Just under half (47%) of public and private lower education, or K-12, institutions worldwide hit by a ransomware attack ultimately paid to recover their stolen data, according to a report from U.K.-based cybersecurity firm Sophos.
Nearly three-quarters (73%) of polled lower education providers were able to use backups to restore data following such an attack. The survey, conducted between January and March, included 200 lower education respondents in 14 countries.
Nearly a quarter (23%) used multiple recovery methods to restore data, though recovery costs averaged about $2.18 million for those paying ransoms compared to $1.37 million for those restoring with backups.

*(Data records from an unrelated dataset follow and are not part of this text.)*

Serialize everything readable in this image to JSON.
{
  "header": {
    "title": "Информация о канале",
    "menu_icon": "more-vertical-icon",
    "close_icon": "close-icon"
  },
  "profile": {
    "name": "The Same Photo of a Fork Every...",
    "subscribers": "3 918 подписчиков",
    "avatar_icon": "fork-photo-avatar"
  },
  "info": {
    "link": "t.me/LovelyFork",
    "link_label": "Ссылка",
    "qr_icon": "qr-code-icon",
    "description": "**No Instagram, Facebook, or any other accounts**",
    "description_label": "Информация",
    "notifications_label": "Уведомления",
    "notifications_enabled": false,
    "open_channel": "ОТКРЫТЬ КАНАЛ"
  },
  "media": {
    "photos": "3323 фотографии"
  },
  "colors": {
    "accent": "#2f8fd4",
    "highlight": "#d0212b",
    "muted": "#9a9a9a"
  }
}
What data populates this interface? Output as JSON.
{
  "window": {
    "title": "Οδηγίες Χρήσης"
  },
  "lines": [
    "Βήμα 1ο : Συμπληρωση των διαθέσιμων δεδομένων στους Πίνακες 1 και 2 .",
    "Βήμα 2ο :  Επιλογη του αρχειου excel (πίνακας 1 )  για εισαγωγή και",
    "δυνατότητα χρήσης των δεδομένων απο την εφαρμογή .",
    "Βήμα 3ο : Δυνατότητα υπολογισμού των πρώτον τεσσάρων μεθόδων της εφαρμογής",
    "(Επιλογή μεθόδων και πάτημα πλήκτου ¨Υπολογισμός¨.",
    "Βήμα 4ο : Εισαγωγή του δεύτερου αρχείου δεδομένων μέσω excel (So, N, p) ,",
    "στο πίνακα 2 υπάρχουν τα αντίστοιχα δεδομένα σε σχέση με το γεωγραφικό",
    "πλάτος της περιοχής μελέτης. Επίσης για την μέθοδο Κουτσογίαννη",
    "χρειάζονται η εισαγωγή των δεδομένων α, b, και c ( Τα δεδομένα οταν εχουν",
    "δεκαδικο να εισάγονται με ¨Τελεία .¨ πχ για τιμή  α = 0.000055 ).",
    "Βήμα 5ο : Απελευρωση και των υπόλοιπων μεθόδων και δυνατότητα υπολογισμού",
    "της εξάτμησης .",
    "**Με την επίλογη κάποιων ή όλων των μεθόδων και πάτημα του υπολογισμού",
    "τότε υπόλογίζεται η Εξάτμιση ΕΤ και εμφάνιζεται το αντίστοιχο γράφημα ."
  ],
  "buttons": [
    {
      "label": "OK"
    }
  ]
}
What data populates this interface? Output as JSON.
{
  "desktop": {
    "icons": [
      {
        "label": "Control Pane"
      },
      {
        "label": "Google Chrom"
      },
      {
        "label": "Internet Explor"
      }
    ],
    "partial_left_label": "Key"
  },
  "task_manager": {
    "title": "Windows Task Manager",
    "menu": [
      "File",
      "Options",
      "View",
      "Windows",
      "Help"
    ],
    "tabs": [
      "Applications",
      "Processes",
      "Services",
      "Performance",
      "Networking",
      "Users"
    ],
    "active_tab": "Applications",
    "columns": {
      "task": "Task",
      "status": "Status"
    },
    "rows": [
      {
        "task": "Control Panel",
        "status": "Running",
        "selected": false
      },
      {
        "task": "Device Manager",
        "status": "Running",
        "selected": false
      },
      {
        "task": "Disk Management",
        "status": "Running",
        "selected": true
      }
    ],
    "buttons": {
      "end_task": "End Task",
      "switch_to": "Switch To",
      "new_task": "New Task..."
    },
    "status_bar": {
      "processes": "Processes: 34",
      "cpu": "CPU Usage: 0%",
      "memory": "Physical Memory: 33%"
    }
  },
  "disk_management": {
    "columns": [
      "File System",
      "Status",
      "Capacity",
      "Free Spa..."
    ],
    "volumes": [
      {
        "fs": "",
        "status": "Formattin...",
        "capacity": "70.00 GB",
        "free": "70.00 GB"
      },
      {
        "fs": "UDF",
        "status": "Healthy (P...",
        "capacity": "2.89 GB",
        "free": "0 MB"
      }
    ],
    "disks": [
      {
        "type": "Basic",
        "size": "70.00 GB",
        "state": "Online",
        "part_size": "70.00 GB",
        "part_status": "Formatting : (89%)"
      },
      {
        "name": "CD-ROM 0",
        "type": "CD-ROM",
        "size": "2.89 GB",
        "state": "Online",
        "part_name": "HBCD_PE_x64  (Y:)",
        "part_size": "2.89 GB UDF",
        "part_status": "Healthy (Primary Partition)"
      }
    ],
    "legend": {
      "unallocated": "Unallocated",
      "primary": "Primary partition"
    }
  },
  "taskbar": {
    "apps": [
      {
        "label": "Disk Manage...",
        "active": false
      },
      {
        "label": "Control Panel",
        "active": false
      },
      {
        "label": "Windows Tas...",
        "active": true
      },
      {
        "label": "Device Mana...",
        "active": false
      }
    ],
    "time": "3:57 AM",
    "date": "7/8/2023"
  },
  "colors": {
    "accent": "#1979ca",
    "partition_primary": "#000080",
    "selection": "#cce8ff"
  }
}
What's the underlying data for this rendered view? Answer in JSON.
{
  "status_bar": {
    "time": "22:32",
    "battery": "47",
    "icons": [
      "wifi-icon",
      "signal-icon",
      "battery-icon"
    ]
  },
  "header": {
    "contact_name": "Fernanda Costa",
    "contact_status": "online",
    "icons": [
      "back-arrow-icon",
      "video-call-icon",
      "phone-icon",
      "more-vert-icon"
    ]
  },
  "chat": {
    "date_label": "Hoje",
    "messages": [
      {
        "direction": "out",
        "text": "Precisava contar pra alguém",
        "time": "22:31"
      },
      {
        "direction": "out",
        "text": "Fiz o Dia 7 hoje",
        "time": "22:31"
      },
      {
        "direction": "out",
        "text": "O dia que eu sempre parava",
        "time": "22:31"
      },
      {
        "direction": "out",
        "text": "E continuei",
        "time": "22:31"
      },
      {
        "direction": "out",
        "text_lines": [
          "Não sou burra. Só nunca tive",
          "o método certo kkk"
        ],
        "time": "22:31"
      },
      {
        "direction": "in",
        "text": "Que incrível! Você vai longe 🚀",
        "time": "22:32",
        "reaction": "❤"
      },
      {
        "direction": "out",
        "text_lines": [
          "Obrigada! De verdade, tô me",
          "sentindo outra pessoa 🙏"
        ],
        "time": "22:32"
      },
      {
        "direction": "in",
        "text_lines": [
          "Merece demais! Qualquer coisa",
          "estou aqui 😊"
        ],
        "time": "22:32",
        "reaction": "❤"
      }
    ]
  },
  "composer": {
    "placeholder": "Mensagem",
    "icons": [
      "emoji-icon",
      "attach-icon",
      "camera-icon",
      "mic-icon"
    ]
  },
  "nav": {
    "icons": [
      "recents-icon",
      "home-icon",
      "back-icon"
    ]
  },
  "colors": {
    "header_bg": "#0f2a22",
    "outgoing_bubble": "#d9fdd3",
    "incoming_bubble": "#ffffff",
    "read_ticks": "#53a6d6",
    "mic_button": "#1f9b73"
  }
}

Education has become a prime target for cyberattacks due to a lucrative combination of the amount of sensitive personal data available and an IT funding environment that hasn’t kept pace with cybersecurity staffing and resource needs amid growing digitization. Ransomware is a particularly popular mode of attack in which a perpetrator infiltrates the target’s network with malware that encrypts and locks sensitive data and systems until a ransom is paid.
According to the Sophos report, the rate of ransomware attacks on lower education providers rocketed to 80% in 2023, up from 56% last year. The education sector reported the highest rates of ransomware attacks of any industry polled by the firm.
While the actual number of schools impacted by cyberattacks is often believed to be higher than what’s publicly disclosed, a January report from endpoint protection firm Emsisoft found the number of U.S. schools hit specifically by ransomware climbed to 1,981 in 2022, nearly double the level potentially compromised in 2021.
A global cyberattack on clients of file transfer platform MOVEit tallied multiple education victims, including New York City Public Schools, the Minnesota Department of Education and teacher retirement fund TIAA.
High-profile K-12 ransomware targets in other data breaches have included the Los Angeles Unified School District, Iowa’s Des Moines Public Schools, and Arkansas’ Little Rock School District, the last of which ultimately paid a $250,000 ransom.
The FBI, the Cybersecurity and Infrastructure Security Agency, and the Multi-State Information Sharing and Analysis Center discourage victims from paying ransoms, as there’s no guarantee the files will actually be recovered.